Once Montjeu moved smoothly to the front with two furlongs to travel the race was as good as over. The colt did wander about but was never in any danger and at the line was four lengths clear of Nowhere To Exit. The Godolphin representative, Rhagaas, concluding a rather dismal weekend for the Dubai operation eased only by Daylami's Coronation Cup win, was three lengths away in third. Royal Rebel, owned by Peter Savill, the British Horseracing Board's chairman, dropped away tamely and beat only one of the eight runners home.

Montjeu's owner, the renowned punter and former betting shop owner Michael Tabor, has always dreamed of winning the Epsom original, but said: "We did the right thing coming here with this horse. You're always better off playing at home and there will be other big days for him."

Asked to compare Montjeu with Suave Dancer, English-born Hammond smiled and said only: "This is a terrific start."

Montjeu is almost certain to tread the same path as Suave Dancer, who won the Irish Derby before the Arc. "We would like to take him to the Curragh although I wouldn't want to run him there if it was firm ground," Hammond said.

The trainer insisted that he has no regrets about missing the Derby in favour of staying at home. "We thought about Epsom but I always felt he was more of a horse for Chantilly," he said. "The Derby sometimes ruins horses and they have got to be mature mentally - maybe it wouldn't have been right for him."

Asmussen blamed himself for Montjeu's shock reverse in Prix Lupin. "He has been winning his races with one hand tied behind his back," the jockey said. "I've been bringing him late to win and when he came off the bridle last time he didn't know how to fight. Ten days after the Longchamp race I sat on the horse and I knew he was much more of a man."

Royal Rebel, just behind the subsequent Derby runner-up Daliapour on his last outing, failed to run up to his best.

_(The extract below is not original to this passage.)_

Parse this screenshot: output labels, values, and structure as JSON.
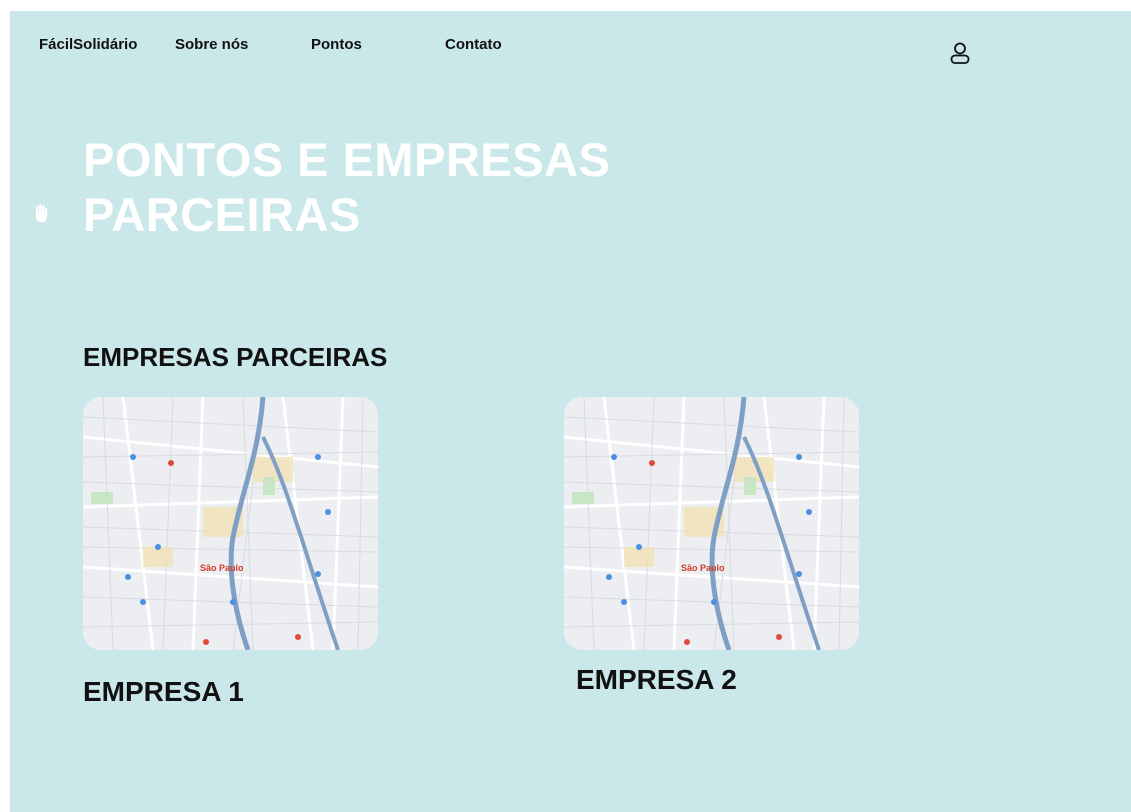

Nevertheless, there is still a chance that he will also be in the field for the Irish Derby.

"If there's one positive thing I can take from this it's that Kieren Fallon came back and told me that the horse might be better on fast ground," his trainer, Mark Johnston, said. "He also thought it's worth trying him without the blinkers."


1. MONTJEU (C Asmussen); 2. Nowhere To Exit (T Quinn); 3. Rhagaas (L Dettori). 8 ran. 4, 3. (J Hammond). Pari-Mutuel (includes a one franc stake): Win 2.40 (coupled with Tchaikovksy); places 1.60, 2.00, 3.20. Dual Forecast 11.20.